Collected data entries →
====

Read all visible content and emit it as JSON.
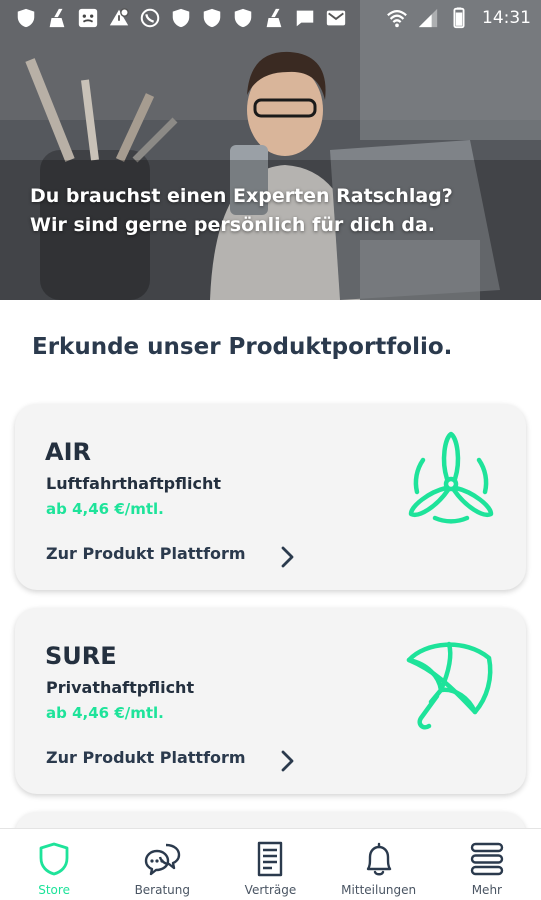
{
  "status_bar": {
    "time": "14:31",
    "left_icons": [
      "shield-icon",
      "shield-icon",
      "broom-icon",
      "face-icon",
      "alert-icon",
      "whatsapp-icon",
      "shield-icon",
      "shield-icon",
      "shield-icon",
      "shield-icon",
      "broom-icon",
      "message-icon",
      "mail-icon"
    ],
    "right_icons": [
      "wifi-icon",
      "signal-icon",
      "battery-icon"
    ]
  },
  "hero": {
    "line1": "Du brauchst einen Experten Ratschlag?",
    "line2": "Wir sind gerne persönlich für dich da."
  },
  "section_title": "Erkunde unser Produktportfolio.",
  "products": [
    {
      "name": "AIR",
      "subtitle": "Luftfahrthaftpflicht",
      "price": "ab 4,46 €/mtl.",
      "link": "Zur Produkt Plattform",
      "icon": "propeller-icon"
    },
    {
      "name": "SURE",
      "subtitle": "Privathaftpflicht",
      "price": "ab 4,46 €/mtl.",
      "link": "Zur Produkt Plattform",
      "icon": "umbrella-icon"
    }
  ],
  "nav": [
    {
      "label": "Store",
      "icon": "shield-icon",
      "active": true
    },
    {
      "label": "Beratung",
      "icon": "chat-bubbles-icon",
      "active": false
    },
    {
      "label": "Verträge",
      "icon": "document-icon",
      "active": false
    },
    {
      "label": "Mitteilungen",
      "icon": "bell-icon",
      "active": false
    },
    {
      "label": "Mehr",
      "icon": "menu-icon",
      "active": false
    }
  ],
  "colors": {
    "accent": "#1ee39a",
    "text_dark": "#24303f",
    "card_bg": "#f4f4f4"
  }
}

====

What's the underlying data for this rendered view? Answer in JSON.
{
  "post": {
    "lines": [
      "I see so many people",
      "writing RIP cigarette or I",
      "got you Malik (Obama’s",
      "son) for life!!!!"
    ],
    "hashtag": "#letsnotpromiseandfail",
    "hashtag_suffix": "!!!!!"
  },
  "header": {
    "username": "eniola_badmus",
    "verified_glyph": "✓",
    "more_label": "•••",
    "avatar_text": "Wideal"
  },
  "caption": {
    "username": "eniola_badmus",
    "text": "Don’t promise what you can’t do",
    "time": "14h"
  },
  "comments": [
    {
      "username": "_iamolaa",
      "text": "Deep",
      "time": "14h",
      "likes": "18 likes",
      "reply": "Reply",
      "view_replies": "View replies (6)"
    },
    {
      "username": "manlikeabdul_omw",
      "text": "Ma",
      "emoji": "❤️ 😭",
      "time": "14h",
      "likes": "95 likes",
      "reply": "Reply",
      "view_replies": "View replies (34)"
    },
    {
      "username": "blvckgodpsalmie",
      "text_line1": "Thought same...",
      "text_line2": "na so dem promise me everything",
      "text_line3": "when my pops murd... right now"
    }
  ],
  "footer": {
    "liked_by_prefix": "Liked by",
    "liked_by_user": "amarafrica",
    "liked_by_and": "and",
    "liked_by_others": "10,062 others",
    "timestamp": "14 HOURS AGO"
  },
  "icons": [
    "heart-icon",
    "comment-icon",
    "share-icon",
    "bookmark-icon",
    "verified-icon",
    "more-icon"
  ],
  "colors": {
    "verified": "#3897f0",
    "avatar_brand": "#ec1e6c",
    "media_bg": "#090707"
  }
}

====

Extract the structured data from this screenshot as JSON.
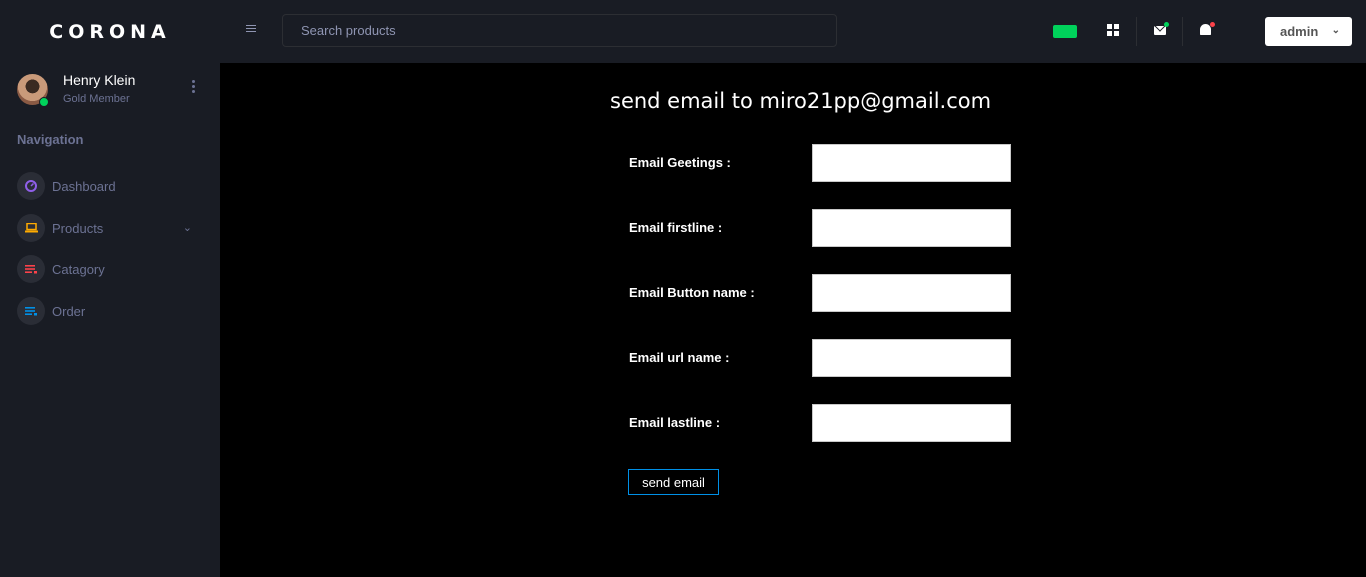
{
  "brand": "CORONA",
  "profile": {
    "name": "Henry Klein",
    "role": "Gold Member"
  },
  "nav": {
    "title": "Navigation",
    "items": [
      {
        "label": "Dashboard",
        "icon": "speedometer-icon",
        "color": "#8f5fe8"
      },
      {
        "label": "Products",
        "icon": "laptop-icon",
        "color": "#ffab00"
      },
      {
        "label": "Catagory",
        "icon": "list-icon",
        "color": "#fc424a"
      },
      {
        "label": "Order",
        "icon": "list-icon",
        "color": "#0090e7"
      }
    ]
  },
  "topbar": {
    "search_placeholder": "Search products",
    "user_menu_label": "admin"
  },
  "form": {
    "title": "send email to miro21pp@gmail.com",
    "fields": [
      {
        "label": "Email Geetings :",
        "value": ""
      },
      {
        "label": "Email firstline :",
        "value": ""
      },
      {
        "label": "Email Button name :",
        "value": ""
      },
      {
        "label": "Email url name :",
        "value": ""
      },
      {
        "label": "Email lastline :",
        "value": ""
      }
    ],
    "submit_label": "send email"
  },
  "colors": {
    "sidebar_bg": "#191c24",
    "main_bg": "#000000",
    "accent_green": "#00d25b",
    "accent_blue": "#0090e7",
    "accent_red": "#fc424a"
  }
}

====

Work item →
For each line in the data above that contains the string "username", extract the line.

The completed task →
    "username": "eniola_badmus",
    "username": "eniola_badmus",
      "username": "_iamolaa",
      "username": "manlikeabdul_omw",
      "username": "blvckgodpsalmie",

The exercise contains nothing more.